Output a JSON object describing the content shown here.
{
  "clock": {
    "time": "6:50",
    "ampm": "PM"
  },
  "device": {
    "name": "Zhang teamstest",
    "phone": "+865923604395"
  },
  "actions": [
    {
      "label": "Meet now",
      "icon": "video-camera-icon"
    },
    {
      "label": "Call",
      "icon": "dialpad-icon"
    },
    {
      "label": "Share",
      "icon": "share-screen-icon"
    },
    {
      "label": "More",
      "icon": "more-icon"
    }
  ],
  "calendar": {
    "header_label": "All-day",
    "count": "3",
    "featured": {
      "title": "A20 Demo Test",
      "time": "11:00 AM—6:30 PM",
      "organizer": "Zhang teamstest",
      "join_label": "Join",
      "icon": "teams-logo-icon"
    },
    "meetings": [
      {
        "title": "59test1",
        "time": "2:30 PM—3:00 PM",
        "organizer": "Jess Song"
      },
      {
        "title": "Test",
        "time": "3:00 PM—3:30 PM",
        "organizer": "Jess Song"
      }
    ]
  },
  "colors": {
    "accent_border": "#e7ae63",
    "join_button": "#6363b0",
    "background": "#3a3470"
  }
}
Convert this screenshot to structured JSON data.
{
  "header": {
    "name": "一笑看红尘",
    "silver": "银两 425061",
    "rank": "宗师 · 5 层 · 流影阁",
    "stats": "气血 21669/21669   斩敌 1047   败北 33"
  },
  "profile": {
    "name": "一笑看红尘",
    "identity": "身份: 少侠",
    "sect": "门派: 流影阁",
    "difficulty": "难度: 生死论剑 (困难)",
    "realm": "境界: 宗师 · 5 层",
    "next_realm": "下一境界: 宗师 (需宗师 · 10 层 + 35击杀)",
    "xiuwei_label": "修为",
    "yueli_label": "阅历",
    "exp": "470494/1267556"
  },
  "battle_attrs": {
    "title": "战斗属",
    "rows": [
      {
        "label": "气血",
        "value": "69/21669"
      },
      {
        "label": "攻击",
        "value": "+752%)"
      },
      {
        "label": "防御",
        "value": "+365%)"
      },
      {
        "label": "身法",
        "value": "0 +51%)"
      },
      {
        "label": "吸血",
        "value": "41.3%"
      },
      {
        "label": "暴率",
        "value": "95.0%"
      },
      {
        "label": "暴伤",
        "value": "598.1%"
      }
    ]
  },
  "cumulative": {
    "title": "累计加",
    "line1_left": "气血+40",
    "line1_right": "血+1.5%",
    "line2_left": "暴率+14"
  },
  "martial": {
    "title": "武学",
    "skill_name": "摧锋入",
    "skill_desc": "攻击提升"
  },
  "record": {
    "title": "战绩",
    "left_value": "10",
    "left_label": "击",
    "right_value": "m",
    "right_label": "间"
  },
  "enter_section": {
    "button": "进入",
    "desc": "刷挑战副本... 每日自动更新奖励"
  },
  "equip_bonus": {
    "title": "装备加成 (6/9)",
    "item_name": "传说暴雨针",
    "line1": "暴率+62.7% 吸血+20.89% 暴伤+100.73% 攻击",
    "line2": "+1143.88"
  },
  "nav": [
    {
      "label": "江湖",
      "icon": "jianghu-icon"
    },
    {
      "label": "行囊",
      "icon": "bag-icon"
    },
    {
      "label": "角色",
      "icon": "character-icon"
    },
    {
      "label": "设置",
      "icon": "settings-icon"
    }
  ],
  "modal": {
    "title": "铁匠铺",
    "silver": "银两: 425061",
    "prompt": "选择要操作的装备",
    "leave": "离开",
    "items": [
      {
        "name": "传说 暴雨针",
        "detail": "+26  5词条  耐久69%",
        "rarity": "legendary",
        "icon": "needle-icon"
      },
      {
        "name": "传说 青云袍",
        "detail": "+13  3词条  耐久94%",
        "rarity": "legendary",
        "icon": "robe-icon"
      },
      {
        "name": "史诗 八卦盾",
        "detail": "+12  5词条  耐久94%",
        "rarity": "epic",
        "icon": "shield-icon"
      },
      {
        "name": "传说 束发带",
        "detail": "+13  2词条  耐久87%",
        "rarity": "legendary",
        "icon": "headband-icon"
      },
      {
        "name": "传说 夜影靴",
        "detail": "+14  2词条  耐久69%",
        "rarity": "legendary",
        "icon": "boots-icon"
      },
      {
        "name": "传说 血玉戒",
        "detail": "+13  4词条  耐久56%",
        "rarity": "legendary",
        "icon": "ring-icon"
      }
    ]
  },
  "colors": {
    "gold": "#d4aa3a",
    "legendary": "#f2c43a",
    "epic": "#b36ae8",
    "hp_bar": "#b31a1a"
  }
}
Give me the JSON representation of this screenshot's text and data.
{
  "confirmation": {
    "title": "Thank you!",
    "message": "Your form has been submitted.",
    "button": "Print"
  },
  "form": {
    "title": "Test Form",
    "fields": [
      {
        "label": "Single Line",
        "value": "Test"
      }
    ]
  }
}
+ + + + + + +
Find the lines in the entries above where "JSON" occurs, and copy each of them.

Reply to the task ▸
Output a JSON object describing the content shown here.
Convert this screenshot to structured JSON data.
Give me the JSON representation of this screenshot's text and data.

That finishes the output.